January 10, 2012

For ease, I re-list here all the presentations we had throughout the term. I also include some of them. If you gave a presentation and would like your notes to be included, please email them to me and I’ll add them here.

  • Jeremy Elison, Wednesday, October 12: Georg Cantor and infinity.
  • Kevin Byrne, Wednesday, October 26: Alan Turing and Turing machines.
  • Keith Ward, Monday, November 7: Grigori Perelman and the Poincaré conjecture.
  • David Miller, Wednesday, November 16: Augustin Cauchy and Cauchy’s dispersion equation.
  • Taylor Mitchell, Friday, November 18: Lajos Pósa and Hamiltonian circuits.
  • Sheryl Tremble, Monday, November 28: Pythagoras and the Pythagorean theorem.
  • Blake Dietz, Wednesday, November 30: \mbox{\em Paul Erd\H os} and the Happy End problem.

Here are Jeremy’s notes on his presentation. Here is the Wikipedia page on Cantor, and a link to Cantor’s Attic, a wiki-style page discussing the different (set theoretic) notions of infinity.

Here are a link to the official page for the Alan Turing year, and the Wikipedia page on Turing. If you have heard of Conway’s Game of Life, you may enjoy the following video showing how to simulate a Turing machine within the Game of Life; the Droste effect it refers to is best explained in by H. Lenstra in a talk given at Princeton on April 3, 2007, and available here.

Here is a link to the Wikipedia page on Perelman, and the Clay Institute’s description of the Poincaré conjecture. In 2006, The New Yorker published an interesting article on the unfortunate “controversy” on the priority of Perelman’s proof.

Here are David’s slides on his presentation, and the Wikipedia page on Cauchy.

Here is a link to Ross Honsberger’s article on Pósa (including the result on Hamiltonian circuits that Taylor showed during her presentation).

Here are Sheryl’s slides on Pythagoras and his theorem. In case the gif file does not play, here is a separate copy:

The Pythagorean theorem has many proofs, even one discovered by President Garfield!

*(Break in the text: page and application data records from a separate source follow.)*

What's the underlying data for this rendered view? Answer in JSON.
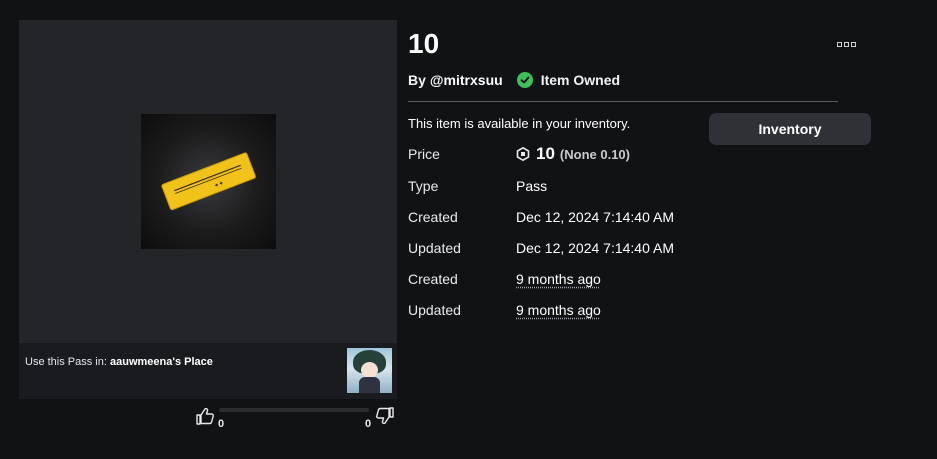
{
  "item": {
    "title": "10",
    "by_label": "By",
    "creator": "@mitrxsuu",
    "owned_label": "Item Owned",
    "available_text": "This item is available in your inventory.",
    "inventory_button": "Inventory"
  },
  "details": {
    "price_label": "Price",
    "price_amount": "10",
    "price_note": "(None 0.10)",
    "type_label": "Type",
    "type_value": "Pass",
    "created_label": "Created",
    "created_value": "Dec 12, 2024 7:14:40 AM",
    "updated_label": "Updated",
    "updated_value": "Dec 12, 2024 7:14:40 AM",
    "created_relative_label": "Created",
    "created_relative_value": "9 months ago",
    "updated_relative_label": "Updated",
    "updated_relative_value": "9 months ago"
  },
  "place": {
    "prefix": "Use this Pass in:",
    "name": "aauwmeena's Place"
  },
  "votes": {
    "up_count": "0",
    "down_count": "0"
  },
  "icons": {
    "more": "ellipsis-icon",
    "owned": "checkmark-icon",
    "currency": "robux-icon",
    "thumb_up": "thumbs-up-icon",
    "thumb_down": "thumbs-down-icon"
  },
  "colors": {
    "background": "#111214",
    "panel": "#232529",
    "owned_green": "#3fbf5b",
    "ticket_yellow": "#f0c21a",
    "button_bg": "#2f3136"
  }
}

Finally, here is the Wikipedia page on \mbox{Erd\H os}. Oakland University has a nice page on him, including information on the \mbox{Erd\H os} number; see also the page maintained by Peter Komjáth, and an online depository of most of \mbox{Erd\H os's} papers.